Pakistan's nuclear arsenal now totals more than 100 deployed weapons, a doubling of its stockpile over the past several years in one of the world's most unstable regions, according to estimates by nongovernment analysts.
The Pakistanis have significantly accelerated production of uranium and plutonium for bombs and developed new weapons to deliver them. After years of approximate weapons parity, experts said, Pakistan has now edged ahead of India, its nuclear-armed rival.
David Albright, president of the Institute for Science and International Security and a leading analyst on the world's nuclear forces, said current estimates are that Pakistan has up to 110 weapons. Shaun Gregory, director of the Pakistan Security Research Unit at Britain's University of Bradford, put the number at between 100 and 110. Four years ago, the Pakistani arsenal was estimated at 30 to 60 weapons.

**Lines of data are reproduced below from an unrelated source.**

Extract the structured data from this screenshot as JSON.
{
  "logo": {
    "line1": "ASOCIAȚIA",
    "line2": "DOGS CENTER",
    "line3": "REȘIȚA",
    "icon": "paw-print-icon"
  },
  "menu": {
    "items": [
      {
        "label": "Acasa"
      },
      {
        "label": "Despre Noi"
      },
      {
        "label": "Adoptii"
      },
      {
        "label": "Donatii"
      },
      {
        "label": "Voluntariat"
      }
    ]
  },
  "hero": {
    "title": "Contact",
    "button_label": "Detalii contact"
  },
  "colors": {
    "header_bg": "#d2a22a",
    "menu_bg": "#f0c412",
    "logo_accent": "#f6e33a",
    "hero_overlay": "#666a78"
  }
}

5 Somalis will be tried for piracy
Five Somali pirates captured during a raid on a hijacked cargo ship in the Arabian Sea were brought Sunday to South Korea, where they could face life imprisonment, the Coast Guard said. The men were arrested as South Korean commandos raided the South Korean-operated Samho Jewelry this month. The commandos rescued all 21 crew members — eight South Koreans, two Indonesians and 11 Myanmar citizens — and killed eight Somali pirates.
Cargo spacecraft docks at station

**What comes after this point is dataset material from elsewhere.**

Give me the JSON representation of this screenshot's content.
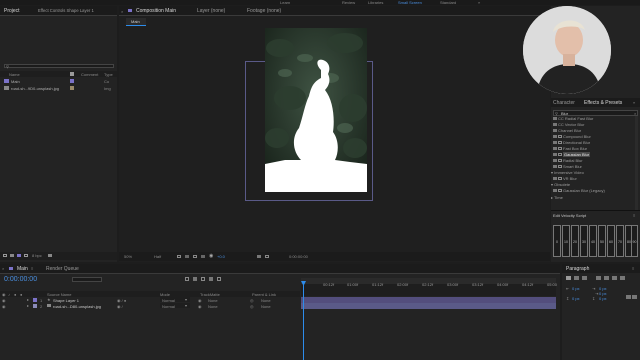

Russian Mission Control says a cargo spacecraft has docked at the International Space Station, delivering food, fuel, oxygen, scientific equipment and packages for the U.S.-Russian-Italian crew. The unmanned Progress M-09M blasted off Friday from the Baikonur cosmodrome carrying more than 2.6 tons of supplies. Mission Control said it docked Sunday using automatic systems. The RIA Novosti news agency said the cargo included birthday presents for Commander Scott Kelly, who turns 47 on Feb. 21. The U.S. astronaut's twin brother, also an astronaut, is married to U.S. Rep. Gabrielle Giffords of Arizona, who survived being shot in the head Jan. 8.

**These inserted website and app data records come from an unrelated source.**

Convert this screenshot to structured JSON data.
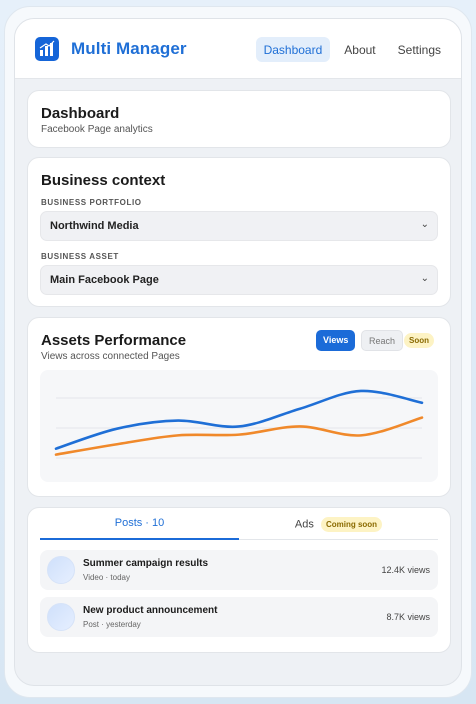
{
  "app": {
    "title": "Multi Manager",
    "logo_icon": "bar-chart-icon",
    "brand_color": "#1f6fd6"
  },
  "nav": {
    "items": [
      "Dashboard",
      "About",
      "Settings"
    ],
    "active": "Dashboard"
  },
  "header": {
    "title": "Dashboard",
    "subtitle": "Facebook Page analytics"
  },
  "business_context": {
    "title": "Business context",
    "portfolio_label": "BUSINESS PORTFOLIO",
    "portfolio_value": "Northwind Media",
    "asset_label": "BUSINESS ASSET",
    "asset_value": "Main Facebook Page"
  },
  "performance": {
    "title": "Assets Performance",
    "subtitle": "Views across connected Pages",
    "toggle": {
      "views": "Views",
      "reach": "Reach",
      "soon": "Soon"
    }
  },
  "chart_data": {
    "type": "line",
    "title": "",
    "xlabel": "",
    "ylabel": "",
    "grid": true,
    "x": [
      0,
      1,
      2,
      3,
      4,
      5,
      6
    ],
    "ylim": [
      0,
      100
    ],
    "series": [
      {
        "color": "#1f6fd6",
        "values": [
          18,
          45,
          56,
          48,
          72,
          96,
          80
        ]
      },
      {
        "color": "#f0892b",
        "values": [
          10,
          24,
          36,
          37,
          48,
          36,
          60
        ]
      }
    ]
  },
  "content": {
    "tabs": {
      "posts": "Posts · 10",
      "ads": "Ads",
      "ads_badge": "Coming soon"
    },
    "posts": [
      {
        "title": "Summer campaign results",
        "meta": "Video · today",
        "views": "12.4K views"
      },
      {
        "title": "New product announcement",
        "meta": "Post · yesterday",
        "views": "8.7K views"
      }
    ]
  }
}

Vessel freed after month trapped in ice
The Russian Transport Ministry said two icebreakers freed a large fish-processing ship that had been trapped in ice off the country's far eastern coast since New Year's Eve. The ministry said the ship had been towed to open water in the Sea of Okhotsk. The Sodruzhestvo was the last of three ships that became trapped on Dec. 31. Previous rescue operations had been impeded by heavy winds and poor visibility. When the ships became trapped, the Transport Ministry said all had adequate supplies of food and water, and the crews were not in danger.
Fire and explosions at arms depot
A fire and a series of explosions tore through a Maracay military arms depot, killing one person. About 10,000 residents were evacuated up to several miles from the site, said Rafael Isea, governor of Aragua state. He said the burning ammunition was producing powerful blasts. Hours after the initial explosions, smaller blasts could be heard in the distance as clouds of white smoke rose from the area alongside hills in Maracay, a city 60 miles west of the capital, Caracas. Vice President Elias Jaua said on state television that authorities were investigating what caused the fire and explosions — and suggested they weren't ruling out sabotage.
99 percent voted for secession
Southern Sudan's referendum commission said Sunday that more than 99 percent of voters in the south opted to secede from the country's north in a vote held this month. The announcement drew cheers from a crowd of thousands that gathered in Juba, the capital of what may become the world's newest country. The weeklong vote, held in early January and widely praised for being peaceful and for meeting international standards, was a condition of a 2005 peace agreement that ended a north-south civil war that lasted two decades and killed 2 million people. If the process stays on track, Southern Sudan will become a new country in July. Border demarcation, oil rights and the status of the contested region of Abyei have to be negotiated.
Pakistan: Hard-line Islamic leaders in Lahore on Sunday rallied 15,000 people against an American official arrested in the shooting deaths of two Pakistanis and warned the government not to cave in to U.S. pressure to release the man.